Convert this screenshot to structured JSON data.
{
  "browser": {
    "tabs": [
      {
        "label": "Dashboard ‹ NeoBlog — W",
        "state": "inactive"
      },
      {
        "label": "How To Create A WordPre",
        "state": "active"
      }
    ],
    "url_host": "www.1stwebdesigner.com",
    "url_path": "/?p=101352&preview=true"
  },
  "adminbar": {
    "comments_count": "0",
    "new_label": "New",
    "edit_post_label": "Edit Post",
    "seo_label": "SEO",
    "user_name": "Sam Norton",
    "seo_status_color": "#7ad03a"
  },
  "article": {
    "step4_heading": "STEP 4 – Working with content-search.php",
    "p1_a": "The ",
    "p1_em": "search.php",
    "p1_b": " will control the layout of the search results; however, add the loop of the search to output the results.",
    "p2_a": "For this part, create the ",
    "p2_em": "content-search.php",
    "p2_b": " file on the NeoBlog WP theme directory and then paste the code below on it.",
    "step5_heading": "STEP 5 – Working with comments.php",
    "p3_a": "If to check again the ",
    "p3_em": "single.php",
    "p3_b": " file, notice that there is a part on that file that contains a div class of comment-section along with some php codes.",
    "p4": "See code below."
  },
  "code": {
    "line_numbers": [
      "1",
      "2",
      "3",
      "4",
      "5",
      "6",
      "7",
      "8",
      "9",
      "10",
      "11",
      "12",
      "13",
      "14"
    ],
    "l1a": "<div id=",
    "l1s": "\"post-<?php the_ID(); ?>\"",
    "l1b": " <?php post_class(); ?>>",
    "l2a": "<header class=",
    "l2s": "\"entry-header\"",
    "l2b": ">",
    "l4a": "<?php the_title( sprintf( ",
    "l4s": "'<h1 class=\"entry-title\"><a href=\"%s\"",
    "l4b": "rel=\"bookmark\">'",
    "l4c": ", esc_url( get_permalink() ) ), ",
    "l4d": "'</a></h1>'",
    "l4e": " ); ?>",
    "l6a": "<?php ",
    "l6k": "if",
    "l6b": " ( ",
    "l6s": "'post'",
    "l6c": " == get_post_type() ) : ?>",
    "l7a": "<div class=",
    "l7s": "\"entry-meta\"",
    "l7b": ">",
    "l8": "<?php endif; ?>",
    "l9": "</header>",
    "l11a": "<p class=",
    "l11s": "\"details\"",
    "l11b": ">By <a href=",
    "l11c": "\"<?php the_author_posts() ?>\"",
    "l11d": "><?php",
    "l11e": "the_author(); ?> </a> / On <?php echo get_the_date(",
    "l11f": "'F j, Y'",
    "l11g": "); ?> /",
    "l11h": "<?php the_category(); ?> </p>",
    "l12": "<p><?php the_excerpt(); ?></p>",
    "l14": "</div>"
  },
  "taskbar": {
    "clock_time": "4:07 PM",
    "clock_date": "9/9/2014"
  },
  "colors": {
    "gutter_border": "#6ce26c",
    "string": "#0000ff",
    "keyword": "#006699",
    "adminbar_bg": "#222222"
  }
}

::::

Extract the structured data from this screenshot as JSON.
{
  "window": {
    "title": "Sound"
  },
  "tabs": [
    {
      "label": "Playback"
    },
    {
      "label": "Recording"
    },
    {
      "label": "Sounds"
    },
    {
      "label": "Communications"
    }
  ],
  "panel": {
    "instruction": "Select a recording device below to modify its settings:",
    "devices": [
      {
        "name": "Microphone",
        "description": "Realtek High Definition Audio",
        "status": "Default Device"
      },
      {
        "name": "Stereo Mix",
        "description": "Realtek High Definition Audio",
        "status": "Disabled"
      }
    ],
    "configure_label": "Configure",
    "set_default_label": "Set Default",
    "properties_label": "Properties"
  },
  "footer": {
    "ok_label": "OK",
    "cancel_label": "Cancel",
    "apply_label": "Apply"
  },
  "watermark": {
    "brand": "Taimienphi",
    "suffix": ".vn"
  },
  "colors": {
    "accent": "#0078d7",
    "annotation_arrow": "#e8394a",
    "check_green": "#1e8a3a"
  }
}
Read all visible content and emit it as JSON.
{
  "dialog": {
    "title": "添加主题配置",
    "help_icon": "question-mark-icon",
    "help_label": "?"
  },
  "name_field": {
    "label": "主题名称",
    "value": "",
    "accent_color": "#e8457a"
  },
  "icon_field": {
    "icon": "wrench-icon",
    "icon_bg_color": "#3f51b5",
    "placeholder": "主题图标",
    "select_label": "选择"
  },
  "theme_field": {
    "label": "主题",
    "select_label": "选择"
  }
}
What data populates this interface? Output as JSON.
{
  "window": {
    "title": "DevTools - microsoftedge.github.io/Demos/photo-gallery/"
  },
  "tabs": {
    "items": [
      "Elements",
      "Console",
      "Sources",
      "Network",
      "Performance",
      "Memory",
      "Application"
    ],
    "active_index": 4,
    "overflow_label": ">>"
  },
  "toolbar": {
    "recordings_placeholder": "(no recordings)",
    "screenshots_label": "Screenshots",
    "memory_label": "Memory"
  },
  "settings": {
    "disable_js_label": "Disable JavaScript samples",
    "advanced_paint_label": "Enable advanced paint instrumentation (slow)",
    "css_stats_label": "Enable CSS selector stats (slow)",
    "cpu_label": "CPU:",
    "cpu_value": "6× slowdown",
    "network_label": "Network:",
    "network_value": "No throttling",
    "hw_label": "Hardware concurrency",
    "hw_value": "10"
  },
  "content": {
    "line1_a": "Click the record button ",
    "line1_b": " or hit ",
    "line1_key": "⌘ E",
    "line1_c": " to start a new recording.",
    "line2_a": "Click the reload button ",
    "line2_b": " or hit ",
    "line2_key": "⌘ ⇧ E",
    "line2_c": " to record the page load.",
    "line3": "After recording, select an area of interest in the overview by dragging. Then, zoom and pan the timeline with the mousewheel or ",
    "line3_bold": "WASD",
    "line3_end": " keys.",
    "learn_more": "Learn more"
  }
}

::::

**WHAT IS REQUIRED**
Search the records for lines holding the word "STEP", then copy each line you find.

**TASK SOLUTION**
    "step4_heading": "STEP 4 – Working with content-search.php",
    "step5_heading": "STEP 5 – Working with comments.php",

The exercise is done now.